- _Your goal_
Using the data below, copy each line that includes the word "this".

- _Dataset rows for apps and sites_
════════

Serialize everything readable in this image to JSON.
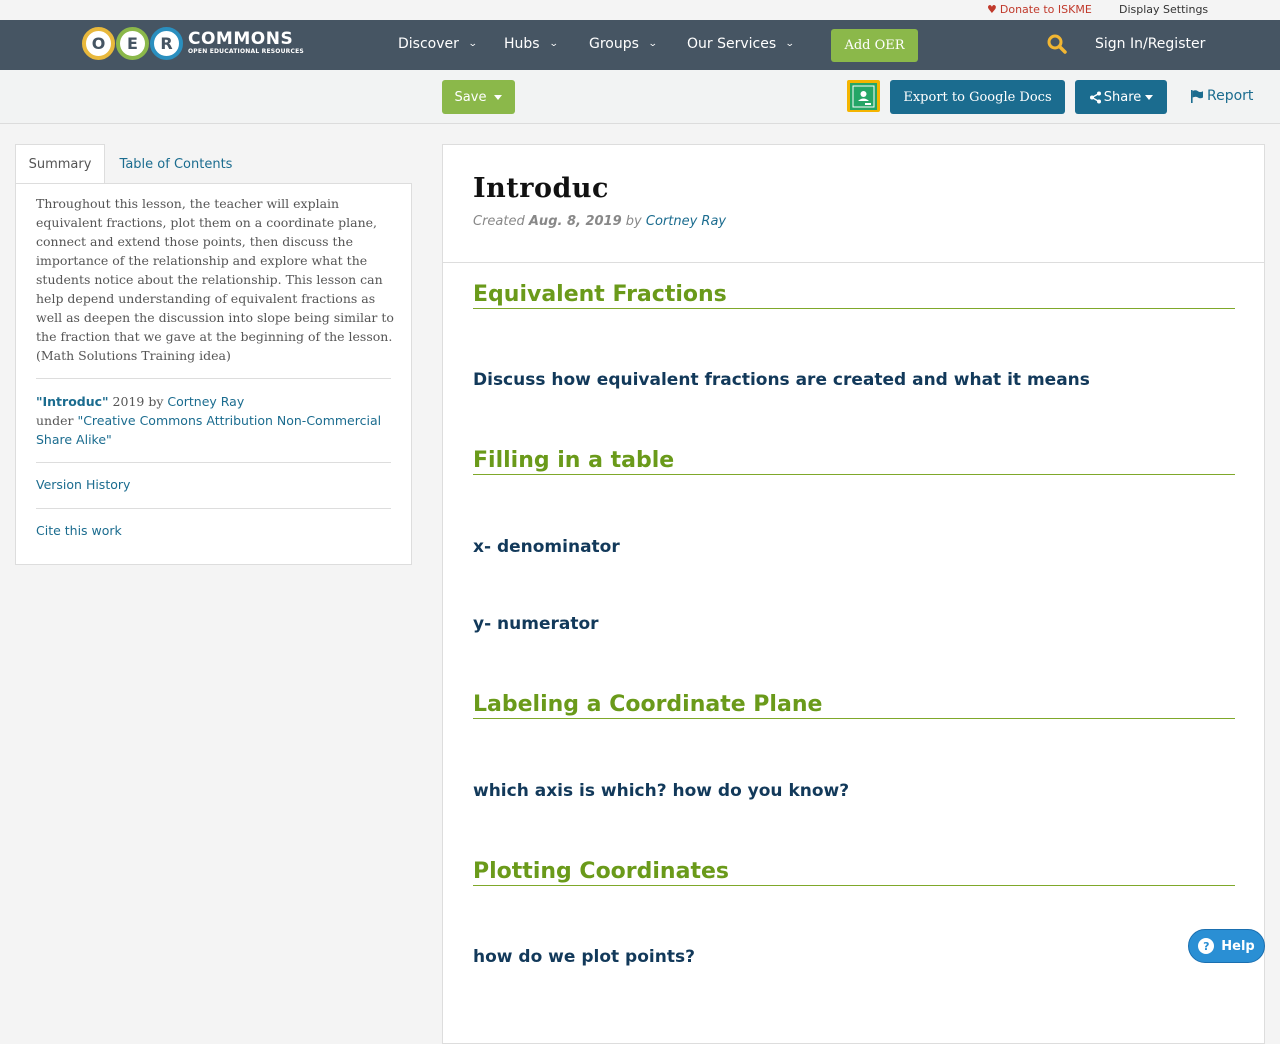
{
  "utility": {
    "donate_label": "Donate to ISKME",
    "display_settings_label": "Display Settings"
  },
  "nav": {
    "logo_letters": [
      "O",
      "E",
      "R"
    ],
    "logo_word": "COMMONS",
    "logo_tagline": "OPEN EDUCATIONAL RESOURCES",
    "items": [
      {
        "label": "Discover"
      },
      {
        "label": "Hubs"
      },
      {
        "label": "Groups"
      },
      {
        "label": "Our Services"
      }
    ],
    "add_oer_label": "Add OER",
    "signin_label": "Sign In/Register"
  },
  "actions": {
    "save_label": "Save",
    "export_label": "Export to Google Docs",
    "share_label": "Share",
    "report_label": "Report"
  },
  "sidebar": {
    "tabs": [
      {
        "label": "Summary",
        "active": true
      },
      {
        "label": "Table of Contents",
        "active": false
      }
    ],
    "summary": "Throughout this lesson, the teacher will explain equivalent fractions, plot them on a coordinate plane, connect and extend those points, then discuss the importance of the relationship and explore what the students notice about the relationship. This lesson can help depend understanding of equivalent fractions as well as deepen the discussion into slope being similar to the fraction that we gave at the beginning of the lesson. (Math Solutions Training idea)",
    "attribution": {
      "title": "\"Introduc\"",
      "year_by": " 2019 by ",
      "author": "Cortney Ray",
      "under": "under ",
      "license": "\"Creative Commons Attribution Non-Commercial Share Alike\""
    },
    "version_history_label": "Version History",
    "cite_label": "Cite this work"
  },
  "document": {
    "title": "Introduc",
    "created_prefix": "Created ",
    "created_date": "Aug. 8, 2019",
    "created_by": " by ",
    "author": "Cortney Ray",
    "sections": [
      {
        "heading": "Equivalent Fractions",
        "lines": [
          "Discuss how equivalent fractions are created and what it means"
        ]
      },
      {
        "heading": "Filling in a table",
        "lines": [
          "x- denominator",
          "y- numerator"
        ]
      },
      {
        "heading": "Labeling a Coordinate Plane",
        "lines": [
          "which axis is which? how do you know?"
        ]
      },
      {
        "heading": "Plotting Coordinates",
        "lines": [
          "how do we plot points?"
        ]
      }
    ]
  },
  "help": {
    "label": "Help"
  },
  "colors": {
    "navbar": "#465563",
    "green": "#8bb84a",
    "teal": "#1b6c8f",
    "section_heading": "#6a9a1a",
    "section_text": "#12395a"
  }
}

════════

- _Result_
Serialize everything readable in this image to JSON.
    "summary": "Throughout this lesson, the teacher will explain equivalent fractions, plot them on a coordinate plane, connect and extend those points, then discuss the importance of the relationship and explore what the students notice about the relationship. This lesson can help depend understanding of equivalent fractions as well as deepen the discussion into slope being similar to the fraction that we gave at the beginning of the lesson. (Math Solutions Training idea)",
    "cite_label": "Cite this work"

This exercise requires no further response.